- Patients who have some underlying medical conditions. These include; hypertension (high blood pressure), diabetes, arteriosclerosis (narrowing of the arteries), and hyperlipidemia (high fat and cholesterol in the blood).
- Studies have shown that there is a link between gout and a family history of gout. Around 25% of gout sufferers have a family history of gout or arthritis.
The usual treatment is a medication prescribed by your physician. These are things like NSAIDs (non-steroidal anti-inflammatory drugs), Colchicines and Corticosteroids for pain and inflammation, and uric-acid-decreasing drugs such as Allopurinol to help maintain low uric acid levels.
Whilst they can be very effective, like most drugs, they do have some negative side effects that can adversely affect some people. And the acid-reducing drugs need to be taken long-term as they are only effective whilst being taken.
NATURAL GOUT REMEDIES
There are also natural home remedies for gout that sufferers seem to be using more and more today…
One of the most effective is changing to a low-purine diet in order to reduce the production of uric acid. This means avoiding or reducing the consumption of foods like organ meats, game, some fish, and shellfish.
Then there are natural remedies that utilize things like herbs, fruits, supplements, etc., not only to help reduce uric acid but also to reduce inflammation and relieve pain. For example, alfalfa can help neutralize uric acid, cherries can reduce inflammation and also uric acid levels, and vitamin C is also able to lower uric acid levels.
A gout is a form of arthritis caused by high uric acid in the blood, a condition called hyperuricemia. The symptoms are redness, swelling, stiffness, heat, inflammation, and great pain, sometimes with a slight fever.

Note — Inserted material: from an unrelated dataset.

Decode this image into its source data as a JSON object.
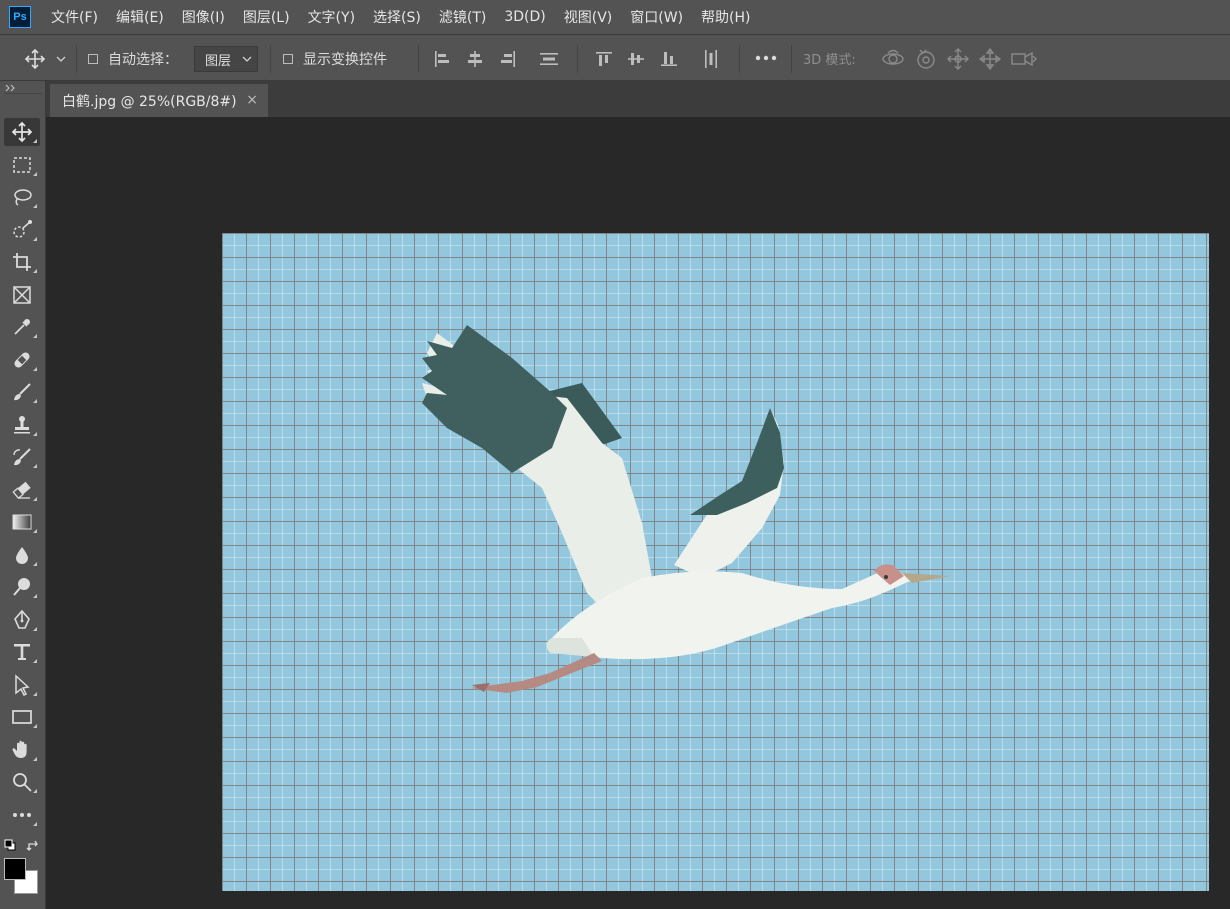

Risk factors are: being overweight, consuming too much alcohol, having a high purine diet, kidney disease / poor function, some medications, some medical conditions, and a family history of gout.
To help prevent gout you need to lower your uric acid levels. This can be done through drugs — although they can have side effects — or natural home remedies. (But be guided by your physician/doctor and never take any medications or embark on natural remedies without consulting with them first.)
Gout prevention is paramount because frequently recurring gout can lead to kidney problems such as kidney stones and permanently damaged joints…